----- Listed records

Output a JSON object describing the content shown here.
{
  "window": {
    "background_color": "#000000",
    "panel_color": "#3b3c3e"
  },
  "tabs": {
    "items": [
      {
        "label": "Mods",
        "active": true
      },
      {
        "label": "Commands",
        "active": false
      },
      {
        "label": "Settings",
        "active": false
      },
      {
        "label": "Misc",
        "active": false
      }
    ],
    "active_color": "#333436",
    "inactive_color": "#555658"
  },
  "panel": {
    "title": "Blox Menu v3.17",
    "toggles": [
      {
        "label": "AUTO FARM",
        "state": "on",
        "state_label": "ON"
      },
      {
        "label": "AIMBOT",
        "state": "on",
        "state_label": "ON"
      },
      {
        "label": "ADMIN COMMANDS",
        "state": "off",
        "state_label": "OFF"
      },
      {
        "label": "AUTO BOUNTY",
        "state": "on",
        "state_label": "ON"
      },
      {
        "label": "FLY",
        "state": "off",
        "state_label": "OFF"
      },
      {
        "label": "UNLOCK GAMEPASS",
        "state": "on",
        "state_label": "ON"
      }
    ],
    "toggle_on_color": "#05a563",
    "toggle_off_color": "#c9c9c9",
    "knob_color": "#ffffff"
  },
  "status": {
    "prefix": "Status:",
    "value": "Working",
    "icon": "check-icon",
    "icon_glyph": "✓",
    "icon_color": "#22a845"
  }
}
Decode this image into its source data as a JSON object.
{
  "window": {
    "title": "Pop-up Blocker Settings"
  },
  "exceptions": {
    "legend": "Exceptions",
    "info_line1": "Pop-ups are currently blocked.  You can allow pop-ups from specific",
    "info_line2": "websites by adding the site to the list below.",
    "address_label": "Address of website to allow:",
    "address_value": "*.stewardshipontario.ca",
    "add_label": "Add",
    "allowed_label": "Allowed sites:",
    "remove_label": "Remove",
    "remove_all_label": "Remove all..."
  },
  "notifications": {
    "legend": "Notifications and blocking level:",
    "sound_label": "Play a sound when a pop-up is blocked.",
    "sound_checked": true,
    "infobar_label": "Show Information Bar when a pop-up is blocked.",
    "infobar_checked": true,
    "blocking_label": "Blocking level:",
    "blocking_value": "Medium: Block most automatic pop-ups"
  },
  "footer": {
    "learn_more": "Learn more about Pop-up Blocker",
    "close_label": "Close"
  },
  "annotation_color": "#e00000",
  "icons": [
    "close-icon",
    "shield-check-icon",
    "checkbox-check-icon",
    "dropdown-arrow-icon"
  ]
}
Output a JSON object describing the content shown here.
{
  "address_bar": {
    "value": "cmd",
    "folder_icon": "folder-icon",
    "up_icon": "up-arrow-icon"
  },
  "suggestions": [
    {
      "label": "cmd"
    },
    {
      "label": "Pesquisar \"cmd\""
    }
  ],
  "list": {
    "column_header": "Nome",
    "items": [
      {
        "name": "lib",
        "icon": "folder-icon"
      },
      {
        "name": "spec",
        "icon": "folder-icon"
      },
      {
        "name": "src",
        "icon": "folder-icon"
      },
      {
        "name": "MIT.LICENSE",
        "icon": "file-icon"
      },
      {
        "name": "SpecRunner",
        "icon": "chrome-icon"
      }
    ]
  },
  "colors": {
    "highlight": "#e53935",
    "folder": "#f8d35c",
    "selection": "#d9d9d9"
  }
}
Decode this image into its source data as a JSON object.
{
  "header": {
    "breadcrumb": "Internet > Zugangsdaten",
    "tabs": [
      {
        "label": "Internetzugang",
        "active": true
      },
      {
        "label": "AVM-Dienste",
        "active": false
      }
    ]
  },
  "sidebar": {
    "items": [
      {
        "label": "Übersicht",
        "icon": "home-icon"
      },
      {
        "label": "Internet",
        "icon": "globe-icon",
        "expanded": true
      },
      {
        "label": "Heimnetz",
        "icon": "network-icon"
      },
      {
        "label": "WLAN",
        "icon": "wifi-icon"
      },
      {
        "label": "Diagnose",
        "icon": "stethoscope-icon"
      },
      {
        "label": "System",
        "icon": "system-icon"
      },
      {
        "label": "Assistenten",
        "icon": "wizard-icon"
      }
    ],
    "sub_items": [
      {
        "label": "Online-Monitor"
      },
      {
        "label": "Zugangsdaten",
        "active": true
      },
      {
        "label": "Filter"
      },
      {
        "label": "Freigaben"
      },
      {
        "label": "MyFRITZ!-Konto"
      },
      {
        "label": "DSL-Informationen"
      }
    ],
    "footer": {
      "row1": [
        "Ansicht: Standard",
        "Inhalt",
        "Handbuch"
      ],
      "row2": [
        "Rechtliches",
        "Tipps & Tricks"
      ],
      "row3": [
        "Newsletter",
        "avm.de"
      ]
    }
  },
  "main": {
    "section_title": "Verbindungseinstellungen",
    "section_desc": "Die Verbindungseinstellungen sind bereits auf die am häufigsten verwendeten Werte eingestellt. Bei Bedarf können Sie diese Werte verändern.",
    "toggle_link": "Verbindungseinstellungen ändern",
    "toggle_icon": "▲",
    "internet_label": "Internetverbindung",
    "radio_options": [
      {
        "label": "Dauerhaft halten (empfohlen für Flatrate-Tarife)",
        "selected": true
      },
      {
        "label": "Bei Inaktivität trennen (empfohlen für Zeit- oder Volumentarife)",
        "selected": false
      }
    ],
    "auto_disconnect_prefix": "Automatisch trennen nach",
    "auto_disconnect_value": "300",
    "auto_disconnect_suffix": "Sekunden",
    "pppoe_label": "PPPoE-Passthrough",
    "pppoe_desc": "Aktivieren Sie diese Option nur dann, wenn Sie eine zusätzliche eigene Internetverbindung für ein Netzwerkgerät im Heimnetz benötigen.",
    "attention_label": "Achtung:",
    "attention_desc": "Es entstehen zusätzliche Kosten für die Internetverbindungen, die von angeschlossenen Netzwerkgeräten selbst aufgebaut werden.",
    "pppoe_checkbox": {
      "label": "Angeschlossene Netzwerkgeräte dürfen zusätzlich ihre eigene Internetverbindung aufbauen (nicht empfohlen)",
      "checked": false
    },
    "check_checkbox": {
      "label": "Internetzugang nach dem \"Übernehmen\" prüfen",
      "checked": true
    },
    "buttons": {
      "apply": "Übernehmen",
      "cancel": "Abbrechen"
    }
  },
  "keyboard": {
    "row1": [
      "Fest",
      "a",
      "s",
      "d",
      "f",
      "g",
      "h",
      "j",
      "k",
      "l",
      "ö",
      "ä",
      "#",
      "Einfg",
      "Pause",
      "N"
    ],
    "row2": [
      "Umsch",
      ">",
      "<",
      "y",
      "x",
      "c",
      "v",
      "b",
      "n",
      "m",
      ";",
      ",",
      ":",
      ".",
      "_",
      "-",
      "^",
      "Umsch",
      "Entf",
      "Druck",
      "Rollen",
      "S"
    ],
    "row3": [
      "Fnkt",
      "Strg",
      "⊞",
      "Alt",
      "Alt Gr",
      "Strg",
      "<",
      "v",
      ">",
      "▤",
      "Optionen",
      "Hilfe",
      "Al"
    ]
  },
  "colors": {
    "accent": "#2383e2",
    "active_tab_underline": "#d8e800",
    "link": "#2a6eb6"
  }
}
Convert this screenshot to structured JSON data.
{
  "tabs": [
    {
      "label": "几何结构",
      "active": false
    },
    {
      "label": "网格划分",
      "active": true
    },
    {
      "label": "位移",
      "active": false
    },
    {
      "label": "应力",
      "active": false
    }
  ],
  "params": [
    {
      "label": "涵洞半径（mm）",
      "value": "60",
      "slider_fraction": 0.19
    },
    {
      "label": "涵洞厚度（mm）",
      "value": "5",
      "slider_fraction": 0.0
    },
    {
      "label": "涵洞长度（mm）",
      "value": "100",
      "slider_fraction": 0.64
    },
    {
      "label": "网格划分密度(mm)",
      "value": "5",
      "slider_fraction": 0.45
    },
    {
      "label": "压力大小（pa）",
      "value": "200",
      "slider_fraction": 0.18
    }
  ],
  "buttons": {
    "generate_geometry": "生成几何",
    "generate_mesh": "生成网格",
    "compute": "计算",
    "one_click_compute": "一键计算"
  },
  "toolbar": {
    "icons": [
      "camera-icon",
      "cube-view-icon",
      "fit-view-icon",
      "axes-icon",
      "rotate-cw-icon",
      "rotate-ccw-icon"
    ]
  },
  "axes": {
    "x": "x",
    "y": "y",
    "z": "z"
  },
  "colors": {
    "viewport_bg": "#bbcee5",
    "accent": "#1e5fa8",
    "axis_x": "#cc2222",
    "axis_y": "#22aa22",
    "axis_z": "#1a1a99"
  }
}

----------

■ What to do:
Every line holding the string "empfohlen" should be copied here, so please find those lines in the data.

■ Answer box:
        "label": "Dauerhaft halten (empfohlen für Flatrate-Tarife)",
        "label": "Bei Inaktivität trennen (empfohlen für Zeit- oder Volumentarife)",
      "label": "Angeschlossene Netzwerkgeräte dürfen zusätzlich ihre eigene Internetverbindung aufbauen (nicht empfohlen)",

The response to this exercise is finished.